DSCN0281Statue of Sveta Sofia (city is named after her)

I wanted to share a few observations and things I’ve learned about Sofia from taking a couple tours, exploring the city with friends, and doing some hiking.

  • Sofia (formally known as Serdica) is one of the oldest cities in Europe. While I’m having trouble finding an exact date, I’m seeing several sources that document inhabitants more than 7,000 years ago. Remnants of older civilizations can be found underneath existing buildings and streets, resulting in a layered feel to the city.

DSCN0290Remnants of the Roman Empire underneath the streets of Sofia

  • There seems to be a great deal of religious tolerance here. Standing in the center of Sofia’s main square, you can see a mosque, a synagogue, an Orthodox church, and a Catholic cathedral, all coexisting peacefully. To further substantiate this observation, Bulgaria was the only WWII Axis country that refused to send its Jewish population to the concentration camps during the Holocaust. People here still seem proud of that, and should be!

DSCN0286Banya Bashi Mosque

  • One of the most impressive buildings in town is certainly the Alexander Nevsky Cathedral (Saint Alexander Nevsky was a Russian Prince). It was built to commemorate the Russian soldiers who died liberating Bulgaria from Ottoman rule during the Ruso-Turkish War in the 1870s.


Alexander Nevsky Cathedral

  • You can still feel the Soviet influence in the city’s architecture. Large, communist-style buildings still line some of the main streets, though the Bulgarian flag now flies overhead.


Former Bulgarian Communist Party Headquarters

  • One of Bulgaria’s key historical figures was Boris III, a former Tsar of Bulgaria from 1918-1943. An anarchist group attempted to assassinate Boris by killing a Bulgarian general, and detonating explosives at that general’s funeral (Boris was expected to attend). While almost 200 people were killed, Boris escaped unscathed. But how…? He was late. Bulgarians are sometimes notorious for being a bit late, and point to this as a good indication to why that’s not always a bad thing!
  • One of Sofia’s prettiest outdoor areas is the City Garden, located in central Sofia. Ivan Vazov National Theatre, named after one of Bulgaria’s most famous poets, writers, and playwrights, overlooks the park.
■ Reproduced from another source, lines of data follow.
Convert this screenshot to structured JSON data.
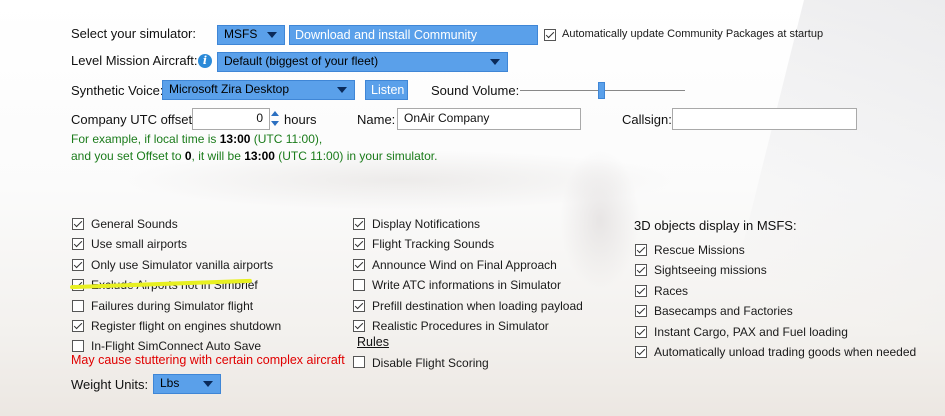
{
  "simulator": {
    "label": "Select your simulator:",
    "selected": "MSFS",
    "download_button": "Download and install Community Packages",
    "auto_update_label": "Automatically update Community Packages at startup",
    "auto_update_checked": true
  },
  "level_mission": {
    "label": "Level Mission Aircraft:",
    "selected": "Default (biggest of your fleet)"
  },
  "voice": {
    "label": "Synthetic Voice:",
    "selected": "Microsoft Zira Desktop",
    "listen_button": "Listen",
    "sound_volume_label": "Sound Volume:",
    "sound_volume": 0.49
  },
  "utc": {
    "label": "Company UTC offset:",
    "value": "0",
    "unit": "hours",
    "name_label": "Name:",
    "name_value": "OnAir Company",
    "callsign_label": "Callsign:",
    "callsign_value": ""
  },
  "example": {
    "l1_pre": "For example, if local time is ",
    "l1_bold": "13:00",
    "l1_post": " (UTC 11:00),",
    "l2_pre": "and you set Offset to ",
    "l2_bold1": "0",
    "l2_mid": ", it will be ",
    "l2_bold2": "13:00",
    "l2_post": " (UTC 11:00) in your simulator."
  },
  "col1": [
    {
      "label": "General Sounds",
      "checked": true
    },
    {
      "label": "Use small airports",
      "checked": true
    },
    {
      "label": "Only use Simulator vanilla airports",
      "checked": true
    },
    {
      "label": "Exclude Airports not in Simbrief",
      "checked": true
    },
    {
      "label": "Failures during Simulator flight",
      "checked": false
    },
    {
      "label": "Register flight on engines shutdown",
      "checked": true
    },
    {
      "label": "In-Flight SimConnect Auto Save",
      "checked": false
    }
  ],
  "warning": "May cause stuttering with certain complex aircraft",
  "col2": [
    {
      "label": "Display Notifications",
      "checked": true
    },
    {
      "label": "Flight Tracking Sounds",
      "checked": true
    },
    {
      "label": "Announce Wind on Final Approach",
      "checked": true
    },
    {
      "label": "Write ATC informations in Simulator",
      "checked": false
    },
    {
      "label": "Prefill destination when loading payload",
      "checked": true
    },
    {
      "label": "Realistic Procedures in Simulator",
      "checked": true
    }
  ],
  "rules_link": "Rules",
  "disable_scoring": {
    "label": "Disable Flight Scoring",
    "checked": false
  },
  "col3": {
    "title": "3D objects display in MSFS:",
    "items": [
      {
        "label": "Rescue Missions",
        "checked": true
      },
      {
        "label": "Sightseeing missions",
        "checked": true
      },
      {
        "label": "Races",
        "checked": true
      },
      {
        "label": "Basecamps and Factories",
        "checked": true
      },
      {
        "label": "Instant Cargo, PAX and Fuel loading",
        "checked": true
      },
      {
        "label": "Automatically unload trading goods when needed",
        "checked": true
      }
    ]
  },
  "weight": {
    "label": "Weight Units:",
    "selected": "Lbs"
  }
}
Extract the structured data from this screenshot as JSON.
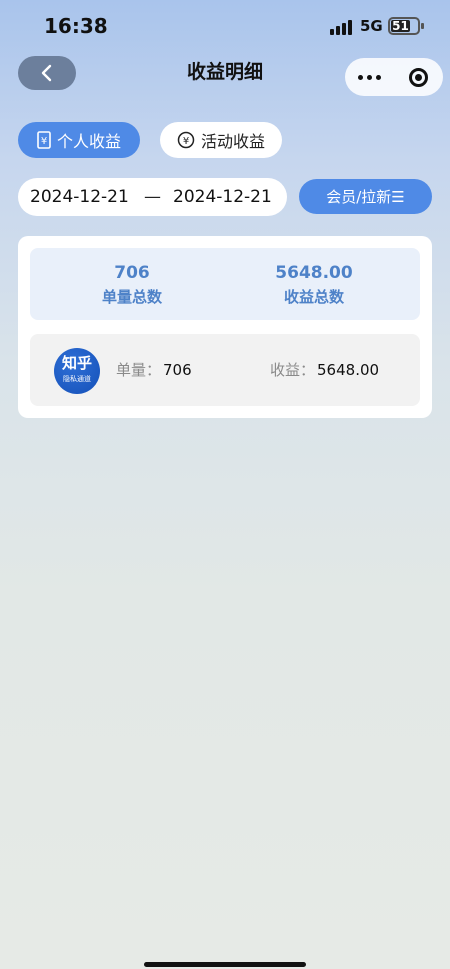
{
  "status_bar": {
    "time": "16:38",
    "network": "5G",
    "battery": "51"
  },
  "header": {
    "title": "收益明细",
    "back_icon": "chevron-left-icon",
    "more_icon": "more-dots-icon",
    "close_icon": "target-circle-icon"
  },
  "tabs": [
    {
      "label": "个人收益",
      "icon": "receipt-icon",
      "active": true
    },
    {
      "label": "活动收益",
      "icon": "yen-coin-icon",
      "active": false
    }
  ],
  "filters": {
    "start_date": "2024-12-21",
    "separator": "—",
    "end_date": "2024-12-21",
    "category_button": "会员/拉新☰"
  },
  "summary": {
    "quantity_value": "706",
    "quantity_label": "单量总数",
    "income_value": "5648.00",
    "income_label": "收益总数"
  },
  "records": [
    {
      "logo_text": "知乎",
      "logo_subtext": "隐私通道",
      "quantity_label": "单量：",
      "quantity_value": "706",
      "income_label": "收益：",
      "income_value": "5648.00"
    }
  ],
  "colors": {
    "accent": "#4f8ae6",
    "summary_text": "#4e82c8",
    "summary_bg": "#e9f0fa",
    "back_button": "#6c7f9c"
  }
}
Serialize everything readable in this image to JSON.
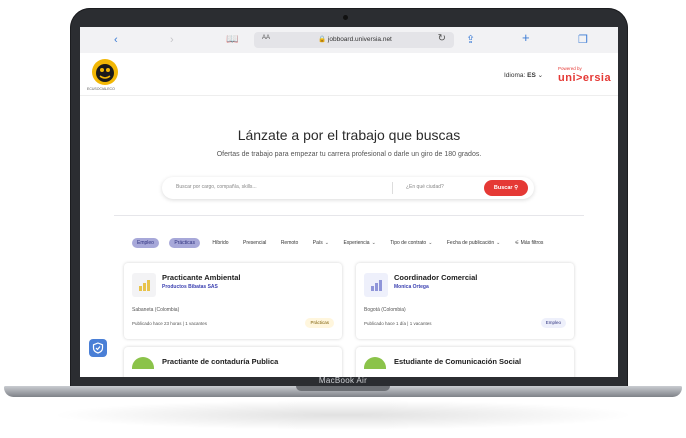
{
  "browser": {
    "text_size": "AA",
    "address": "jobboard.universia.net"
  },
  "header": {
    "logo_text": "ECUSOCIALECO",
    "language_label": "Idioma:",
    "language_value": "ES",
    "powered_by": "Powered by",
    "brand": "uni>ersia"
  },
  "hero": {
    "title": "Lánzate a por el trabajo que buscas",
    "subtitle": "Ofertas de trabajo para empezar tu carrera profesional o darle un giro de 180 grados.",
    "search_placeholder": "Buscar por cargo, compañía, skills...",
    "city_placeholder": "¿En qué ciudad?",
    "search_button": "Buscar"
  },
  "filters": [
    {
      "label": "Empleo",
      "selected": true,
      "dropdown": false
    },
    {
      "label": "Prácticas",
      "selected": true,
      "dropdown": false
    },
    {
      "label": "Híbrido",
      "selected": false,
      "dropdown": false
    },
    {
      "label": "Presencial",
      "selected": false,
      "dropdown": false
    },
    {
      "label": "Remoto",
      "selected": false,
      "dropdown": false
    },
    {
      "label": "País",
      "selected": false,
      "dropdown": true
    },
    {
      "label": "Experiencia",
      "selected": false,
      "dropdown": true
    },
    {
      "label": "Tipo de contrato",
      "selected": false,
      "dropdown": true
    },
    {
      "label": "Fecha de publicación",
      "selected": false,
      "dropdown": true
    },
    {
      "label": "Más filtros",
      "selected": false,
      "dropdown": false
    }
  ],
  "jobs": [
    {
      "title": "Practicante Ambiental",
      "company": "Productos Bibatas SAS",
      "location": "Sabaneta (Colombia)",
      "published": "Publicado hace 23 horas | 1 vacantes",
      "badge": "Prácticas"
    },
    {
      "title": "Coordinador Comercial",
      "company": "Monica Ortega",
      "location": "Bogotá (Colombia)",
      "published": "Publicado hace 1 día | 1 vacantes",
      "badge": "Empleo"
    },
    {
      "title": "Practiante de contaduría Publica",
      "company": "",
      "location": "",
      "published": "",
      "badge": ""
    },
    {
      "title": "Estudiante de Comunicación Social",
      "company": "",
      "location": "",
      "published": "",
      "badge": ""
    }
  ],
  "device": {
    "label": "MacBook Air"
  },
  "colors": {
    "accent_red": "#e53935",
    "chip_selected": "#a7a8d9",
    "company_link": "#3a3fb0",
    "browser_icon": "#3a7bd5"
  }
}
Ivan Vazov National Theatre

  • At ~2,300 meters, Mount Vitosha overlooks Sofia. I had the opportunity to hike it earlier this week with my friends Valentin and Marta. We took a bus partway up the mountain, and then hiked to the summit. At the top, we celebrated with a beer and some leshta (леща), a traditional Bulgarian soup.
  • At the base of Mount Vitosha is Vitosha Boulevard. It’s one of the more touristy parts of the city, and there always seems to be a lot of activity. Outdoor restaurants, bars, and shops line the street on both sides.

Note: I am extremely thankful to my friends Valentin and Alex for being phenomenal tour guides and hosts all week.

Here are some additional pictures of Sofia to enjoy:

DSCN0279Lion in front of Court of Justice

DSCN0298Flowers in City Garden


Guards in front of President’s Palace


Shop owners often live above Bulgarian “Basement Shops”


Beautification project aims to decorate Sofia’s electrical boxes

Feel free to leave any questions you have about Sofia in the comments box!

My official Fulbright English Teaching Assistantship training started today. It’s been great meeting the other people in my group, and I’m especially looking forward to some more Bulgarian lessons. I spent a couple of days last week in Macedonia, so my goal is to share that experience with you soon!